08 December 2015
Immersive theatrical experiences rely heavily on setting to properly integrate theatregoers into the action of the show. It is a bit like rounding up sheep for the actors and designers who need to direct the attention of patrons to specific areas of a room without confining people to chairs.* AccousticaElectronica, a theatrical experience originally developed in Boston that has monthly performances at DROM, takes place in a small nightclub while patrons drink and dance the night away. While elements of AccousticaElectronica, including aspects of the choreography and conceptual design, are attention-grabbing, the actors must wrestle with distractions inherent in a nightclub setting to retain audience attention and the show too often seems more like an exercise for the senses than a coherent production with a discernible plot.
AccousticaElectronica blends numerous artistic styles, including ballet, opera, classical music, and aerial acrobatics to manipulate a club atmosphere, encouraging patrons to imbibe and enjoy the spectacle. The performance is highly conceptualized with some discernible themes and recognizable characters extracted from classic literature and theatre. The party begins as several muses and a clown (plucked straight from commedia dell’arte tradition) engage the audience, luring them onto the dance floor. The evening’s host, Dorian Grey, who hides behind a glittering mask and revels in his own youthful exuberance, welcomes the crowd and introduces partiers to several objects of his fetish-like desire: a mesmerizing opera singer named Carmen, a pure white ballerina straight out of Swan Lake, and gravity-defying aerialists twirling high above the crowd. As the show progresses a forbidden love story emerges between Carmen and her admirer, the shows tuxedo-clad conductor. Despite Mr. Grey’s own wandering eye and lustful behavior, he does not take kindly to Carmen pursuing another love interest. Eventually, his jealousy leads to a violent outburst that turns the lighthearted party into a murderous affair.
While elements of the show have great promise, including the use of familiar literary and theatrical characters to give the audience a frame of reference during many of the abstract scenes and embracing varying methods of artistic expression in the production, AccousticaElectronica often feels like a modified club experience rather than a theatrical production. Patrons visit the bar throughout the performance and many dance and talk throughout the show, as if the performers were simply a band on stage or part of the ambiance rather than the main event. Moreover, as the night progresses, more than one intoxicated reveler is forced to stumble out of the way of the actors as they dance around the room. While some visitors may find it easy to ignore or even enjoy these human distractions, anyone who is more interested in seeing the performance than joining in the spectacle may find himself or herself out of place. Moreover, the plot is thin and frequently difficult to follow (even more so for patrons who are unfamiliar with the themes and literary/theatre alliterations referenced in the production). Despite these pitfalls, Elizabeth McGuire’s vibrant choreography, coupled with the creative lighting and immersive staging, creates an auditory and visual feast for the senses.

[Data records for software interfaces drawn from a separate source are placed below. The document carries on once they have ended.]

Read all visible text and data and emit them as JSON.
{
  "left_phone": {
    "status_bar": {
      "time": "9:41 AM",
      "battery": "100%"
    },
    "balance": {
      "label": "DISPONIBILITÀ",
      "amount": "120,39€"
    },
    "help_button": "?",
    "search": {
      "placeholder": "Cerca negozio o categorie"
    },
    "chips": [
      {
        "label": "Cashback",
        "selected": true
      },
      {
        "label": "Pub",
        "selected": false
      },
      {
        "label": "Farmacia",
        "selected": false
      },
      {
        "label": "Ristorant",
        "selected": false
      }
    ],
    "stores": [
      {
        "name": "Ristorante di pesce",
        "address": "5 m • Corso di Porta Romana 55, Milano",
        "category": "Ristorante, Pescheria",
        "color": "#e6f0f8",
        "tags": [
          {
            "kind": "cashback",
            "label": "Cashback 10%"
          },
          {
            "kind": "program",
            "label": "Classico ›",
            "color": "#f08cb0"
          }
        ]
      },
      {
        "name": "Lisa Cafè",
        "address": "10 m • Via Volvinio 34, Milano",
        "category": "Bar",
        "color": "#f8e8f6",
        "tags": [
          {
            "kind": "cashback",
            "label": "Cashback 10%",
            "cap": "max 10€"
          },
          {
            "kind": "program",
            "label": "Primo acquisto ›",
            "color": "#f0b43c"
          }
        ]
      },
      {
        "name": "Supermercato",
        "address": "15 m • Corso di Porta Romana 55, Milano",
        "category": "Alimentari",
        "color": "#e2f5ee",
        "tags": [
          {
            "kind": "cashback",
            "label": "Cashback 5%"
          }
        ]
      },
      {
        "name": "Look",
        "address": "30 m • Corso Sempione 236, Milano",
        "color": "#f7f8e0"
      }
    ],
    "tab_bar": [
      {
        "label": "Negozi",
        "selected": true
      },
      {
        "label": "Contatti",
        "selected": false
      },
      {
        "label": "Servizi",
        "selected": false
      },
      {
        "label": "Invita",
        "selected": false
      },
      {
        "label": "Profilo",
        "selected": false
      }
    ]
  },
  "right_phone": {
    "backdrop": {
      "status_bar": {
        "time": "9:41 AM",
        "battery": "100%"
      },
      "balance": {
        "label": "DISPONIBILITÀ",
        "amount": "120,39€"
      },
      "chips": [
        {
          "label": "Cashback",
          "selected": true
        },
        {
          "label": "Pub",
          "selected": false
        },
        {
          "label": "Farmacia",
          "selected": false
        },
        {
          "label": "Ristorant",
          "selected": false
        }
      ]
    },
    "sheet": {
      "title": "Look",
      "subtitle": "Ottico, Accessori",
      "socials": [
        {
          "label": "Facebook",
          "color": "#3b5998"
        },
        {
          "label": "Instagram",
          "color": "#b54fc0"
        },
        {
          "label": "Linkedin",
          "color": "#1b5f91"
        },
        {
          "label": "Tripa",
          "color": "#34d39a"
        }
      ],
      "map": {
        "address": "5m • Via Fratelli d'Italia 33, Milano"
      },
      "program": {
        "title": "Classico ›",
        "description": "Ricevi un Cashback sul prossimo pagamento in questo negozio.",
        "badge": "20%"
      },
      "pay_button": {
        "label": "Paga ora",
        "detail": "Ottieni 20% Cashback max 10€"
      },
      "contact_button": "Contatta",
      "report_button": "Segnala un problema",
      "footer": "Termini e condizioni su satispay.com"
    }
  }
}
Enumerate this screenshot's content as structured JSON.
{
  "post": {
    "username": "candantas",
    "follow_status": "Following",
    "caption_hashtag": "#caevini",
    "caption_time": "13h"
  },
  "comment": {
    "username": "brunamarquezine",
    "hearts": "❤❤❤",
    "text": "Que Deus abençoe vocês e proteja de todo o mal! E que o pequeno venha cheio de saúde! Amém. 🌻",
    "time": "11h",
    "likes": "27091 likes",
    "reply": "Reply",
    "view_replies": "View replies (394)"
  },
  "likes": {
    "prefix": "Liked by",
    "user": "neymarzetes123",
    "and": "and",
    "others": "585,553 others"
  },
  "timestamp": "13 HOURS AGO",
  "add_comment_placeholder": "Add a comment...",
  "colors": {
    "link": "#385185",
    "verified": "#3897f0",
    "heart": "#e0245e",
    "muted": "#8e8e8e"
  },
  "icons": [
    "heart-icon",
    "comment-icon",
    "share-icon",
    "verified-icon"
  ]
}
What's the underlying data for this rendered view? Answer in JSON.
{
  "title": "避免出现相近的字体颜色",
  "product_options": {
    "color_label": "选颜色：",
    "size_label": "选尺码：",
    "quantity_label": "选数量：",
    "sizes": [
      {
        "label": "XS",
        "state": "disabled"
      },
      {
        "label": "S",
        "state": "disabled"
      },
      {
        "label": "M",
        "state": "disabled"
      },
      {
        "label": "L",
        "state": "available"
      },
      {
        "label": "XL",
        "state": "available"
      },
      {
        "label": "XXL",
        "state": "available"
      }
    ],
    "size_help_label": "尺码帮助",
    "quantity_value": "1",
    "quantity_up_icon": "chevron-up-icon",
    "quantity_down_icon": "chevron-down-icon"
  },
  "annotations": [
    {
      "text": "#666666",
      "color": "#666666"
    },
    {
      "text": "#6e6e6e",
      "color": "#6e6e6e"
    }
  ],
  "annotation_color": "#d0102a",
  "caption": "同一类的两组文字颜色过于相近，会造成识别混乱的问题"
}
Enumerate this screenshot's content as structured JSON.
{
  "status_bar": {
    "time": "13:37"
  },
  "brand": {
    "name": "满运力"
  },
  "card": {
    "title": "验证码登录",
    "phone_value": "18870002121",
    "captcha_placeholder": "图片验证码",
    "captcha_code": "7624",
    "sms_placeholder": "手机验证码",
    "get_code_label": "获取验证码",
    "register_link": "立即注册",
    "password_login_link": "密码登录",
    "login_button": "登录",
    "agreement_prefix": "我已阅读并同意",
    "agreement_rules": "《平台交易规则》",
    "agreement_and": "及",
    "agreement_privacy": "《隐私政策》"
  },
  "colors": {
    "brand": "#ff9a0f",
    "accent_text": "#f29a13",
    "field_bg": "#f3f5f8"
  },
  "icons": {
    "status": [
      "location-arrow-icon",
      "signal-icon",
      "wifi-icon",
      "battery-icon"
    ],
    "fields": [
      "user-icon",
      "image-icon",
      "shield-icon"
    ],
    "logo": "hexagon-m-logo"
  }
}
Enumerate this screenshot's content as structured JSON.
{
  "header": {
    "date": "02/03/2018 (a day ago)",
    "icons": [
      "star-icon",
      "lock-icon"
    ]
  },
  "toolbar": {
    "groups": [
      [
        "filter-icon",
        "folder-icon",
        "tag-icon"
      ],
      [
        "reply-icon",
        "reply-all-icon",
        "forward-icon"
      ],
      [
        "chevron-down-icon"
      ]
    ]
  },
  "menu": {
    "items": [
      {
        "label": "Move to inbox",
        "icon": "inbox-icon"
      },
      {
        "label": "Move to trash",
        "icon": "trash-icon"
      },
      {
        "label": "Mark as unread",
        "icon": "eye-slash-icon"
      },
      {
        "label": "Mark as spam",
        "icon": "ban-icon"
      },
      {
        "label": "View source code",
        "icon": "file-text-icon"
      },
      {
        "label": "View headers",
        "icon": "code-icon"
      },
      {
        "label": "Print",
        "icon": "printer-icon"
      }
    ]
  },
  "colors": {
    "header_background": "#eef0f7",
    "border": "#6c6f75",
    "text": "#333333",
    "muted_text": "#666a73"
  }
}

AccousticaElectronica takes full advantage of its multi-talented cast, showcasing the strong dance skills of the performers. Highlights of the ensemble include Brittany Testone as a pirouette-savvy ballerina whose pure image tarnishes as the show progresses, Brian Castillo as the equally enchanting and repulsive Dorian Grey, and Travis Artz as the lovesick orchestra conductor. Of special note is Sarah Naughton’s performance as Carmen – Sarah has a majestic voice that managed to fill the whole of the DROM club space and the sultry character that she crafted is memorable in a cast of eye-catching individuals.**
Despite not being able to find the designer’s name, the costume artist for this production did an excellent job of outfitting the cast in dynamic outfits with visual appeal – adorning their outfits with sparkles, bright colors, and even some illumination that fit the club environment perfectly. One particularly striking costume involved dressing cast members in outfits that were decorated with neon lighting during a pitch black dance sequence, transforming the club into a quasi-rave.
AccousticaElectronica sets itself apart among the numerous immersive theatre offerings in its embrace of the nightclub atmosphere for its staging; however, it is that embrace that also hinders AccousticaElectronica from becoming a thoroughly enjoyable production. Young crowds unaccustomed to or disinterested in the structure of theatre may find the chaotic show an engaging sensory experience, but people who prefer a plot-driven production may be better served looking elsewhere for their entertainment.
*I have had the pleasure of rounding up sheep. Despite evidence presented to the contrary in the movie Babe, it is surprisingly difficult.
**On an unrelated note – Sarah also lists a production of Mame at the Human Race Theatre Company in Dayton, Ohio as one of her favorite recent credits, which makes this writer smile. As a child growing up in Dayton, Human Race sponsored numerous theatre workshops in my elementary school.